# Work order
The expected answer is every line of the material, reproduced exactly.

━━━ Extracted records

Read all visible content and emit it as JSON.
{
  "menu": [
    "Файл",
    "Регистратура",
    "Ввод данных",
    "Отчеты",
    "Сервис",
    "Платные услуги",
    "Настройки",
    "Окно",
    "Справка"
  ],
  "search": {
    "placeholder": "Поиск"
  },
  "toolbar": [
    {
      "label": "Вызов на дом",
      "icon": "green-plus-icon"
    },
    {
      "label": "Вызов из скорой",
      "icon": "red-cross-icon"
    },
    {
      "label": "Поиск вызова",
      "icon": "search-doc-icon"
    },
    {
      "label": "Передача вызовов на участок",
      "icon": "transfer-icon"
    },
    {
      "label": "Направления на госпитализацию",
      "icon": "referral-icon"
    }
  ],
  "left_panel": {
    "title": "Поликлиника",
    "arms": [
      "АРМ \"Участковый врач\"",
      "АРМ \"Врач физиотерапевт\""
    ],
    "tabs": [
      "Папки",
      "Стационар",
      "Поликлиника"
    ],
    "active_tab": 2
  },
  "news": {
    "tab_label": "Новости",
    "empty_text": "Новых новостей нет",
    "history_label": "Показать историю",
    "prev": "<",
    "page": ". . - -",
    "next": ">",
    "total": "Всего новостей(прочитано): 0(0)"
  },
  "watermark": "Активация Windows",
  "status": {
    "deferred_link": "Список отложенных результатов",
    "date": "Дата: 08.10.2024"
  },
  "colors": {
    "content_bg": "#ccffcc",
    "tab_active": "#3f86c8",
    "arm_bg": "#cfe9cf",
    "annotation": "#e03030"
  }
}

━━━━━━

# Written solution
Read all visible content and emit it as JSON.
{
  "menu": [
    "Файл",
    "Регистратура",
    "Ввод данных",
    "Отчеты",
    "Сервис",
    "Платные услуги",
    "Настройки",
    "Окно",
    "Справка"
  ],
  "search": {
    "placeholder": "Поиск"
  },
  "toolbar": [
    {
      "label": "Вызов на дом",
      "icon": "green-plus-icon"
    },
    {
      "label": "Вызов из скорой",
      "icon": "red-cross-icon"
    },
    {
      "label": "Поиск вызова",
      "icon": "search-doc-icon"
    },
    {
      "label": "Передача вызовов на участок",
      "icon": "transfer-icon"
    },
    {
      "label": "Направления на госпитализацию",
      "icon": "referral-icon"
    }
  ],
  "left_panel": {
    "title": "Поликлиника",
    "arms": [
      "АРМ \"Участковый врач\"",
      "АРМ \"Врач физиотерапевт\""
    ],
    "tabs": [
      "Папки",
      "Стационар",
      "Поликлиника"
    ],
    "active_tab": 2
  },
  "news": {
    "tab_label": "Новости",
    "empty_text": "Новых новостей нет",
    "history_label": "Показать историю",
    "prev": "<",
    "page": ". . - -",
    "next": ">",
    "total": "Всего новостей(прочитано): 0(0)"
  },
  "watermark": "Активация Windows",
  "status": {
    "deferred_link": "Список отложенных результатов",
    "date": "Дата: 08.10.2024"
  },
  "colors": {
    "content_bg": "#ccffcc",
    "tab_active": "#3f86c8",
    "arm_bg": "#cfe9cf",
    "annotation": "#e03030"
  }
}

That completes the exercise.